Streams poisoned by mercury: A legacy of gold mining

Mercury is an efficient magnet for gold. The early California miners routinely lined their sluices with the silvery globules to amalgamate the precious metal. Up to 10 percent of an estimated 65,000 tons of mercury extracted from the Coast Range between 1850 and 1920 was lost to streams in the Coast and Sierra mountains. Modern gold miners working suction dredges still find pockets of the Argonauts' quicksilver lodged deep in the "guts" of rivers.

Poisoned streams

Fish advisories due to mercury contamination
1 San Francisco Bay/Delta system
Species
Bass: Striped - larger than 27 inches
Bass: Striped - larger than 35 inches
Shark: Larger than 24 inches
All fish except anchovy, herring, salmon, smelt
Advisory
No consumption: Populations at risk (1)
No consumption: All consumers
No consumption: Populations at risk
Restricted consumption (2): All consumers
2 Santa Clara County (3), Alamitos Creek, Alamden Reservoir, Calero Reservoir, Guadalupe Creek, Guadalupe River, Guadalupe Reservoir
Species
All fish
Advisory
No consumption: All consumers
3 Napa County: Lake Berryessa
Species
All fish
Bass: Largemouth, smallmouth
Catfish: Channel, white
Trout: Rainbow
Advisory
No consumption: Populations at risk
Restricted consumption: All consumers
4 Solano County: Lake Herman
Species
Bass: Largemouth
Advisory
Restricted consumption: All consumers
5 Lake County: Clear Lake
Species
All fish
Bass: Largemouth
Blackfish: Sacramento
Catfish: Brown, bullhead, channel, white
Crappie: Black
Hitch
Advisory
No consumption: Populations at risk
Restricted consumption: All consumers
6 San Luis Obispo County: Lake Nacimiento
Species
Bass: Largemouth
Bass: Largemouth
Advisory
No consumption: Populations at risk Restricted consumption: All consumers
(1) Populations at risk: Children, pregnant women and women of child-bearing age.
(2) Restricted consumption: Quantity and frequency should be restricted by indicated population to no more than one meal per month.
(3) All Santa Clara County locations include associated percolation ponds.



Mercury in the ecosystem
Mercury in aquatic environments takes on a vicious life of its own. Bacteria converts the metal into the more toxic methyl-mercury, which can be taken up by insects, the fish that eat the invertebrates and humans who eat the fish. Mercury's concentration increases at each level up the food chain in a process known as biological magnification.
Mercury contamination Health effects of mercury

* Deteriorates the nervous system
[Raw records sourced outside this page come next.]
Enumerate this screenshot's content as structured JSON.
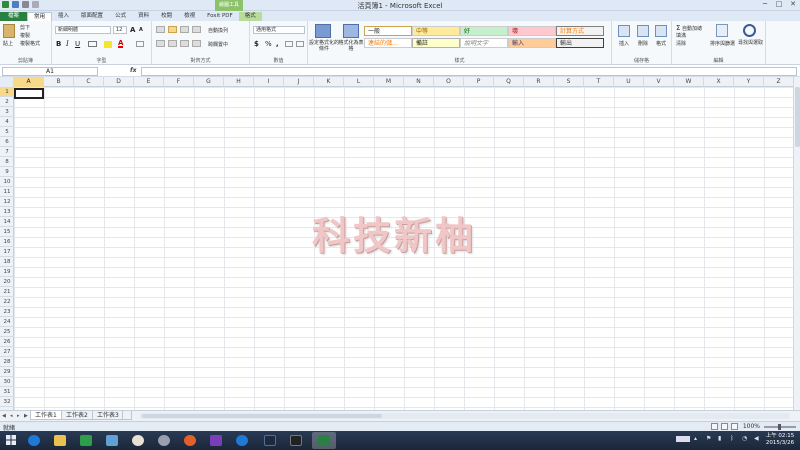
{
  "window": {
    "title": "活頁簿1 - Microsoft Excel",
    "context_group": "繪圖工具",
    "minimize": "─",
    "maximize": "□",
    "close": "✕"
  },
  "tabs": [
    "檔案",
    "常用",
    "插入",
    "版面配置",
    "公式",
    "資料",
    "校閱",
    "檢視",
    "Foxit PDF",
    "格式"
  ],
  "ribbon": {
    "clipboard": {
      "paste": "貼上",
      "cut": "剪下",
      "copy": "複製",
      "format_painter": "複製格式",
      "label": "剪貼簿"
    },
    "font": {
      "name": "新細明體",
      "size": "12",
      "bold": "B",
      "italic": "I",
      "underline": "U",
      "grow": "A",
      "shrink": "A",
      "label": "字型"
    },
    "alignment": {
      "wrap": "自動換列",
      "merge": "跨欄置中",
      "label": "對齊方式"
    },
    "number": {
      "format": "通用格式",
      "currency": "$",
      "percent": "%",
      "comma": ",",
      "label": "數值"
    },
    "styles": {
      "conditional": "設定格式化的條件",
      "as_table": "格式化為表格",
      "cells": [
        "一般",
        "中等",
        "好",
        "壞",
        "計算方式",
        "連結的儲...",
        "備註",
        "說明文字",
        "輸入",
        "輸出"
      ],
      "label": "樣式"
    },
    "cells_group": {
      "insert": "插入",
      "delete": "刪除",
      "format": "格式",
      "label": "儲存格"
    },
    "editing": {
      "autosum": "自動加總",
      "fill": "填滿",
      "clear": "清除",
      "sort": "排序與篩選",
      "find": "尋找與選取",
      "label": "編輯"
    }
  },
  "formula_bar": {
    "name_box": "A1",
    "fx": "fx",
    "value": ""
  },
  "columns": [
    "A",
    "B",
    "C",
    "D",
    "E",
    "F",
    "G",
    "H",
    "I",
    "J",
    "K",
    "L",
    "M",
    "N",
    "O",
    "P",
    "Q",
    "R",
    "S",
    "T",
    "U",
    "V",
    "W",
    "X",
    "Y",
    "Z"
  ],
  "rows": [
    "1",
    "2",
    "3",
    "4",
    "5",
    "6",
    "7",
    "8",
    "9",
    "10",
    "11",
    "12",
    "13",
    "14",
    "15",
    "16",
    "17",
    "18",
    "19",
    "20",
    "21",
    "22",
    "23",
    "24",
    "25",
    "26",
    "27",
    "28",
    "29",
    "30",
    "31",
    "32"
  ],
  "watermark": "科技新柚",
  "sheets": [
    "工作表1",
    "工作表2",
    "工作表3"
  ],
  "status": {
    "text": "就緒",
    "zoom": "100%"
  },
  "clock": {
    "time": "上午 02:15",
    "date": "2015/3/26"
  },
  "colors": {
    "accent": "#2a8040",
    "selection": "#f8d98a"
  }
}
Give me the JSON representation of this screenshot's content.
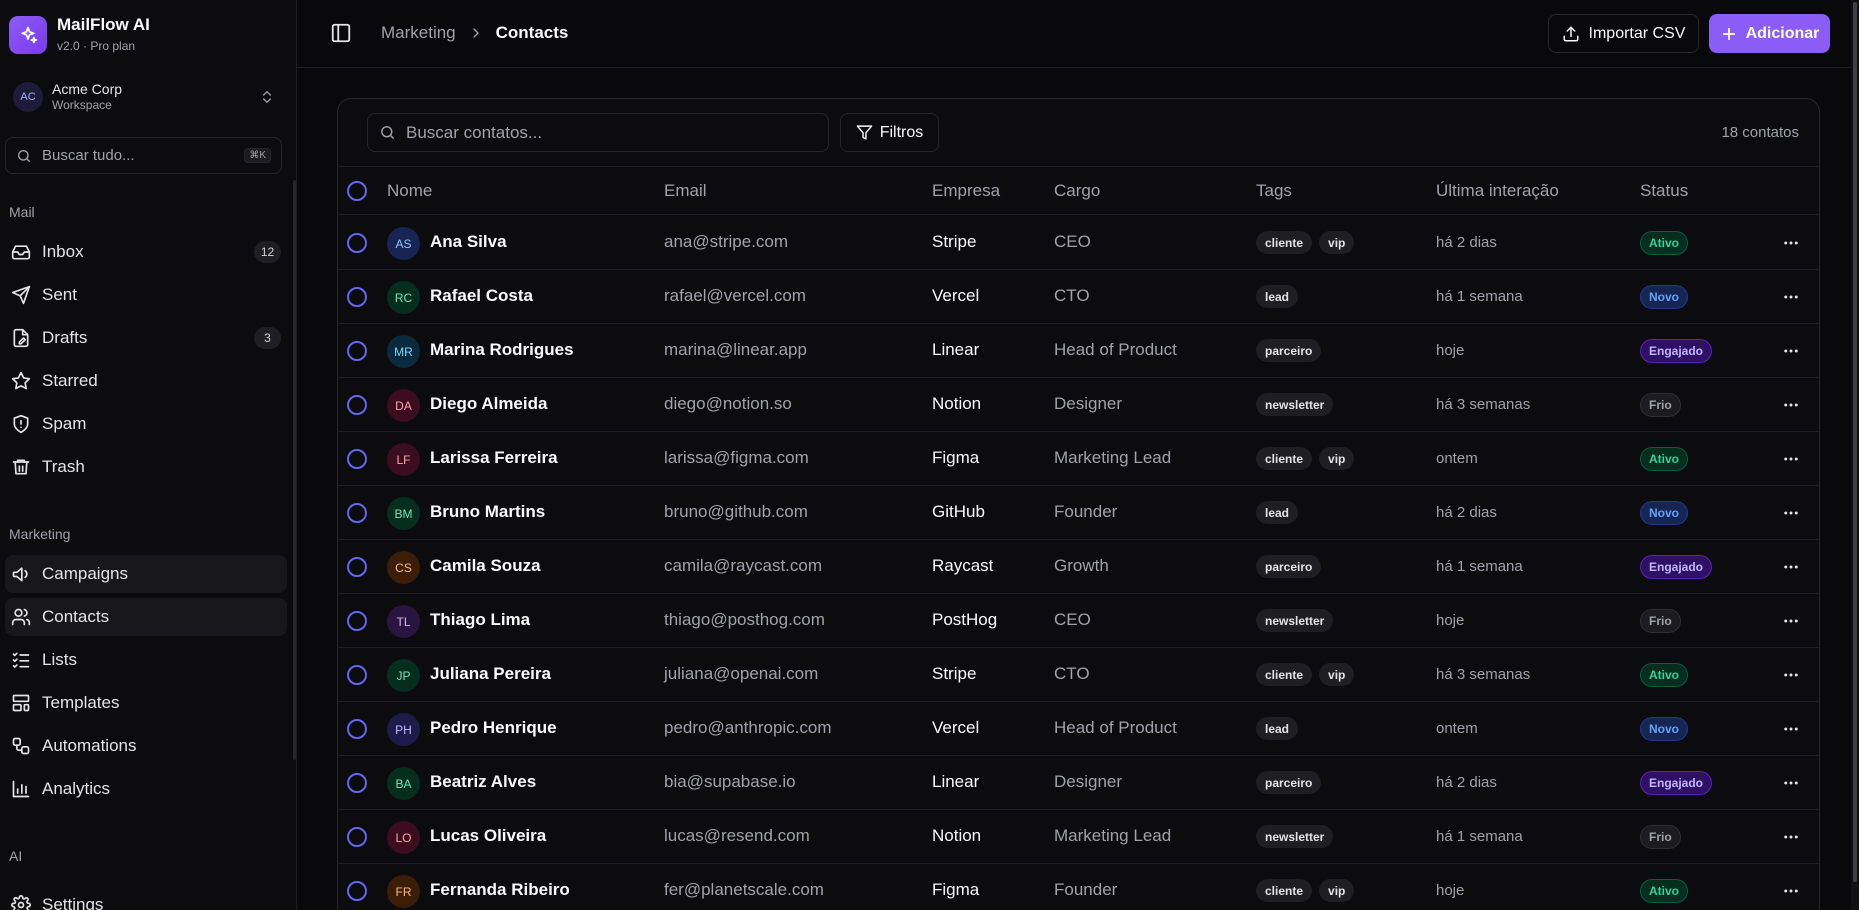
{
  "brand": {
    "name": "MailFlow AI",
    "version": "v2.0 · Pro plan"
  },
  "workspace": {
    "initials": "AC",
    "name": "Acme Corp",
    "label": "Workspace"
  },
  "sidebar_search": {
    "placeholder": "Buscar tudo...",
    "shortcut": "⌘K"
  },
  "sections": {
    "mail": "Mail",
    "marketing": "Marketing",
    "ai": "AI"
  },
  "mail_items": [
    {
      "label": "Inbox",
      "icon": "inbox-icon",
      "badge": "12"
    },
    {
      "label": "Sent",
      "icon": "send-icon"
    },
    {
      "label": "Drafts",
      "icon": "draft-icon",
      "badge": "3"
    },
    {
      "label": "Starred",
      "icon": "star-icon"
    },
    {
      "label": "Spam",
      "icon": "shield-alert-icon"
    },
    {
      "label": "Trash",
      "icon": "trash-icon"
    }
  ],
  "marketing_items": [
    {
      "label": "Campaigns",
      "icon": "megaphone-icon"
    },
    {
      "label": "Contacts",
      "icon": "users-icon"
    },
    {
      "label": "Lists",
      "icon": "list-icon"
    },
    {
      "label": "Templates",
      "icon": "template-icon"
    },
    {
      "label": "Automations",
      "icon": "workflow-icon"
    },
    {
      "label": "Analytics",
      "icon": "bar-chart-icon"
    }
  ],
  "settings": {
    "label": "Settings",
    "icon": "gear-icon"
  },
  "header": {
    "breadcrumb_parent": "Marketing",
    "breadcrumb_current": "Contacts",
    "import_label": "Importar CSV",
    "add_label": "Adicionar"
  },
  "toolbar": {
    "search_placeholder": "Buscar contatos...",
    "filter_label": "Filtros",
    "count": "18 contatos"
  },
  "columns": [
    "Nome",
    "Email",
    "Empresa",
    "Cargo",
    "Tags",
    "Última interação",
    "Status"
  ],
  "colors": {
    "accent": "#8b5cf6",
    "ativo": "#34d399",
    "novo": "#60a5fa",
    "engajado": "#c4b5fd",
    "frio": "#a1a1aa"
  },
  "contacts": [
    {
      "initials": "AS",
      "name": "Ana Silva",
      "email": "ana@stripe.com",
      "company": "Stripe",
      "role": "CEO",
      "tags": [
        "cliente",
        "vip"
      ],
      "last": "há 2 dias",
      "status": "Ativo",
      "status_key": "ativo",
      "avatar_bg": "#172554",
      "avatar_fg": "#93c5fd"
    },
    {
      "initials": "RC",
      "name": "Rafael Costa",
      "email": "rafael@vercel.com",
      "company": "Vercel",
      "role": "CTO",
      "tags": [
        "lead"
      ],
      "last": "há 1 semana",
      "status": "Novo",
      "status_key": "novo",
      "avatar_bg": "#052e1f",
      "avatar_fg": "#6ee7b7"
    },
    {
      "initials": "MR",
      "name": "Marina Rodrigues",
      "email": "marina@linear.app",
      "company": "Linear",
      "role": "Head of Product",
      "tags": [
        "parceiro"
      ],
      "last": "hoje",
      "status": "Engajado",
      "status_key": "engajado",
      "avatar_bg": "#0c2a3d",
      "avatar_fg": "#7dd3fc"
    },
    {
      "initials": "DA",
      "name": "Diego Almeida",
      "email": "diego@notion.so",
      "company": "Notion",
      "role": "Designer",
      "tags": [
        "newsletter"
      ],
      "last": "há 3 semanas",
      "status": "Frio",
      "status_key": "frio",
      "avatar_bg": "#3b0d1f",
      "avatar_fg": "#fda4af"
    },
    {
      "initials": "LF",
      "name": "Larissa Ferreira",
      "email": "larissa@figma.com",
      "company": "Figma",
      "role": "Marketing Lead",
      "tags": [
        "cliente",
        "vip"
      ],
      "last": "ontem",
      "status": "Ativo",
      "status_key": "ativo",
      "avatar_bg": "#3b0d1f",
      "avatar_fg": "#fda4af"
    },
    {
      "initials": "BM",
      "name": "Bruno Martins",
      "email": "bruno@github.com",
      "company": "GitHub",
      "role": "Founder",
      "tags": [
        "lead"
      ],
      "last": "há 2 dias",
      "status": "Novo",
      "status_key": "novo",
      "avatar_bg": "#052e1f",
      "avatar_fg": "#6ee7b7"
    },
    {
      "initials": "CS",
      "name": "Camila Souza",
      "email": "camila@raycast.com",
      "company": "Raycast",
      "role": "Growth",
      "tags": [
        "parceiro"
      ],
      "last": "há 1 semana",
      "status": "Engajado",
      "status_key": "engajado",
      "avatar_bg": "#3b1d08",
      "avatar_fg": "#fdba74"
    },
    {
      "initials": "TL",
      "name": "Thiago Lima",
      "email": "thiago@posthog.com",
      "company": "PostHog",
      "role": "CEO",
      "tags": [
        "newsletter"
      ],
      "last": "hoje",
      "status": "Frio",
      "status_key": "frio",
      "avatar_bg": "#2a1540",
      "avatar_fg": "#d8b4fe"
    },
    {
      "initials": "JP",
      "name": "Juliana Pereira",
      "email": "juliana@openai.com",
      "company": "Stripe",
      "role": "CTO",
      "tags": [
        "cliente",
        "vip"
      ],
      "last": "há 3 semanas",
      "status": "Ativo",
      "status_key": "ativo",
      "avatar_bg": "#052e1f",
      "avatar_fg": "#6ee7b7"
    },
    {
      "initials": "PH",
      "name": "Pedro Henrique",
      "email": "pedro@anthropic.com",
      "company": "Vercel",
      "role": "Head of Product",
      "tags": [
        "lead"
      ],
      "last": "ontem",
      "status": "Novo",
      "status_key": "novo",
      "avatar_bg": "#1e1b4b",
      "avatar_fg": "#c4b5fd"
    },
    {
      "initials": "BA",
      "name": "Beatriz Alves",
      "email": "bia@supabase.io",
      "company": "Linear",
      "role": "Designer",
      "tags": [
        "parceiro"
      ],
      "last": "há 2 dias",
      "status": "Engajado",
      "status_key": "engajado",
      "avatar_bg": "#052e1f",
      "avatar_fg": "#6ee7b7"
    },
    {
      "initials": "LO",
      "name": "Lucas Oliveira",
      "email": "lucas@resend.com",
      "company": "Notion",
      "role": "Marketing Lead",
      "tags": [
        "newsletter"
      ],
      "last": "há 1 semana",
      "status": "Frio",
      "status_key": "frio",
      "avatar_bg": "#3b0d1f",
      "avatar_fg": "#fda4af"
    },
    {
      "initials": "FR",
      "name": "Fernanda Ribeiro",
      "email": "fer@planetscale.com",
      "company": "Figma",
      "role": "Founder",
      "tags": [
        "cliente",
        "vip"
      ],
      "last": "hoje",
      "status": "Ativo",
      "status_key": "ativo",
      "avatar_bg": "#3b1d08",
      "avatar_fg": "#fdba74"
    }
  ]
}
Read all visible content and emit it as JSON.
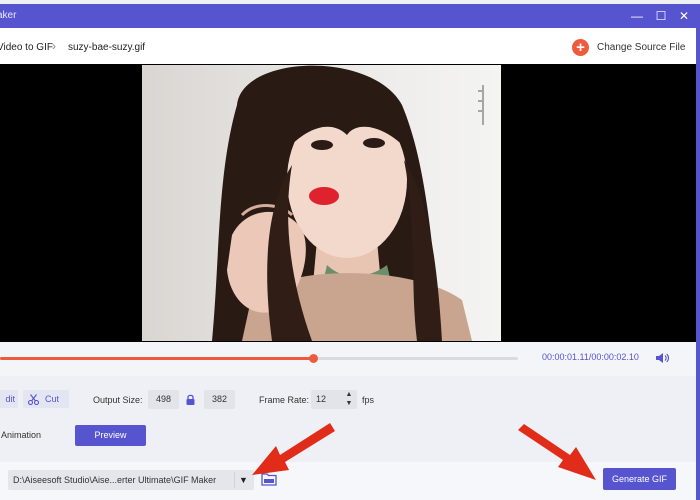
{
  "window": {
    "title": "aker",
    "controls": {
      "minimize": "—",
      "maximize": "☐",
      "close": "✕"
    }
  },
  "breadcrumb": {
    "parent": "Video to GIF",
    "current": "suzy-bae-suzy.gif"
  },
  "toolbar": {
    "change_source_label": "Change Source File"
  },
  "player": {
    "time_display": "00:00:01.11/00:00:02.10",
    "progress_fraction": 0.605
  },
  "controls": {
    "edit_label": "dit",
    "cut_label": "Cut",
    "output_size_label": "Output Size:",
    "width": "498",
    "height": "382",
    "frame_rate_label": "Frame Rate:",
    "frame_rate": "12",
    "fps_label": "fps",
    "loop_label": "p Animation",
    "preview_label": "Preview"
  },
  "save": {
    "label_stub": ":",
    "path": "D:\\Aiseesoft Studio\\Aise...erter Ultimate\\GIF Maker",
    "generate_label": "Generate GIF"
  },
  "colors": {
    "accent": "#5654cf",
    "progress": "#ee5b3c",
    "annotation_arrow": "#e12c1a"
  }
}
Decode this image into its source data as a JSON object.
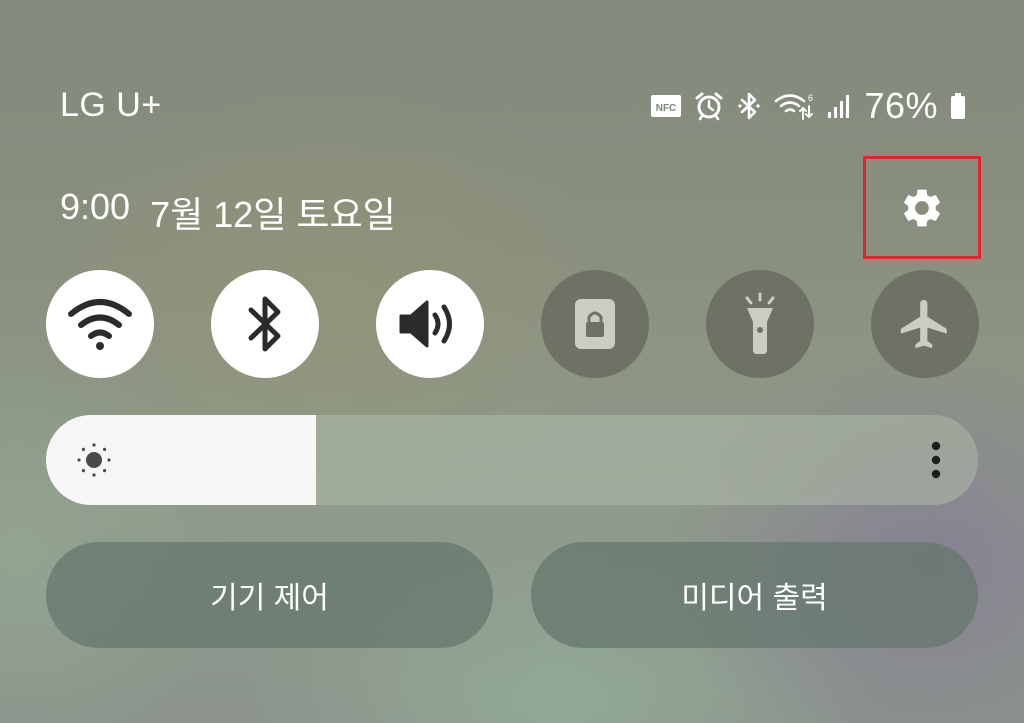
{
  "status_bar": {
    "carrier": "LG U+",
    "battery_percent": "76%",
    "icons": [
      "nfc-icon",
      "alarm-icon",
      "bluetooth-icon",
      "wifi-data-icon",
      "signal-icon",
      "battery-icon"
    ]
  },
  "header": {
    "time": "9:00",
    "date": "7월 12일 토요일",
    "settings_icon": "gear-icon"
  },
  "quick_settings": [
    {
      "id": "wifi",
      "icon": "wifi-icon",
      "state": "on"
    },
    {
      "id": "bluetooth",
      "icon": "bluetooth-icon",
      "state": "on"
    },
    {
      "id": "sound",
      "icon": "volume-icon",
      "state": "on"
    },
    {
      "id": "rotation-lock",
      "icon": "rotation-lock-icon",
      "state": "off"
    },
    {
      "id": "flashlight",
      "icon": "flashlight-icon",
      "state": "off"
    },
    {
      "id": "airplane",
      "icon": "airplane-icon",
      "state": "off"
    }
  ],
  "brightness": {
    "level": 0.29
  },
  "buttons": {
    "device_control": "기기 제어",
    "media_output": "미디어 출력"
  },
  "colors": {
    "highlight_box": "#e0262a",
    "tile_on": "#ffffff",
    "tile_off": "#6d7265",
    "icon_dark": "#2b2b2b",
    "icon_light": "#c9cdc4"
  }
}
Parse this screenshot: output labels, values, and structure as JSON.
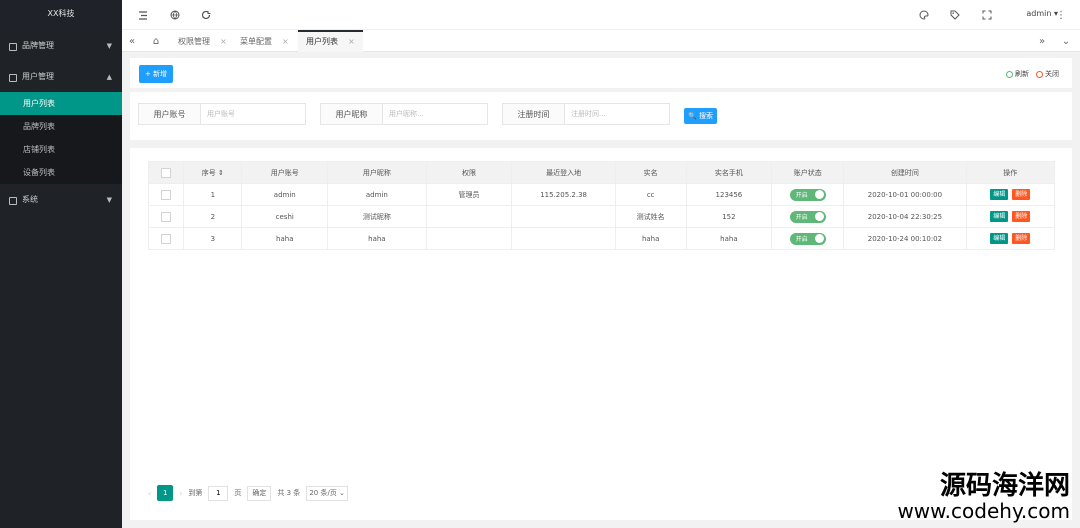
{
  "sidebar": {
    "logo": "XX科技",
    "groups": [
      {
        "label": "品牌管理",
        "arrow": "▼"
      },
      {
        "label": "用户管理",
        "arrow": "▲"
      },
      {
        "label": "系统",
        "arrow": "▼"
      }
    ],
    "sub_items": [
      "用户列表",
      "品牌列表",
      "店铺列表",
      "设备列表"
    ]
  },
  "header": {
    "icons": [
      "menu-icon",
      "globe-icon",
      "refresh-icon",
      "theme-icon",
      "tag-icon",
      "fullscreen-icon",
      "more-icon"
    ],
    "user": "admin ▾",
    "more": "⋮"
  },
  "tabs": {
    "prev": "«",
    "next": "»",
    "dropdown": "⌄",
    "home_icon": "⌂",
    "items": [
      {
        "label": "权限管理",
        "close": "×"
      },
      {
        "label": "菜单配置",
        "close": "×"
      },
      {
        "label": "用户列表",
        "close": "×"
      }
    ]
  },
  "toolbar": {
    "add_label": "+ 新增",
    "refresh_label": "刷新",
    "close_label": "关闭",
    "refresh_color": "#5fb878",
    "close_color": "#ff5722"
  },
  "search": {
    "account_label": "用户账号",
    "account_placeholder": "用户账号",
    "nickname_label": "用户昵称",
    "nickname_placeholder": "用户昵称...",
    "regtime_label": "注册时间",
    "regtime_placeholder": "注册时间...",
    "search_label": "🔍 搜索"
  },
  "table": {
    "headers": [
      "",
      "序号 ⇕",
      "用户账号",
      "用户昵称",
      "权限",
      "最近登入地",
      "实名",
      "实名手机",
      "账户状态",
      "创建时间",
      "操作"
    ],
    "rows": [
      {
        "no": "1",
        "account": "admin",
        "nickname": "admin",
        "role": "管理员",
        "ip": "115.205.2.38",
        "realname": "cc",
        "phone": "123456",
        "status": "开启",
        "created": "2020-10-01 00:00:00"
      },
      {
        "no": "2",
        "account": "ceshi",
        "nickname": "测试昵称",
        "role": "",
        "ip": "",
        "realname": "测试姓名",
        "phone": "152",
        "status": "开启",
        "created": "2020-10-04 22:30:25"
      },
      {
        "no": "3",
        "account": "haha",
        "nickname": "haha",
        "role": "",
        "ip": "",
        "realname": "haha",
        "phone": "haha",
        "status": "开启",
        "created": "2020-10-24 00:10:02"
      }
    ],
    "edit_label": "编辑",
    "delete_label": "删除"
  },
  "pager": {
    "prev": "‹",
    "current": "1",
    "next": "›",
    "goto_label": "到第",
    "goto_value": "1",
    "page_unit": "页",
    "confirm_label": "确定",
    "total": "共 3 条",
    "per_page": "20 条/页 ⌄"
  },
  "watermark": {
    "line1": "源码海洋网",
    "line2": "www.codehy.com"
  }
}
* Impairs hearing, speech, vision and gait

* Causes involuntary muscle movements

* Corrodes skin and mucous membranes

* Causes chewing and swallowing to become difficult



Recovering mercury
The mercury that stuck to the gold was removed and recovered by heating the amalgam. The quicksilver changed from a solid to a gas in the furnace. Upon cooling, the mecury vapor coverted to liquid for reuse.
Mercury recovery 1. The amalgam of gold and mercury was placed in the furnace and heated.

2. Mercury turns to gas at a lower temperature than gold, so the vapor would be composed of mercury.

3. The mercury vapor was then cooled further down the pipe into liquid mercury.



Sources: Tom Suchanek, a research ecologist at the University of California, Davis; Information Center for the Environment, UC Davis; California Department of Conservation Division of Mines and Geology; Teale Data Center; CALFED Program

Bee graphic: Mitchell Brooks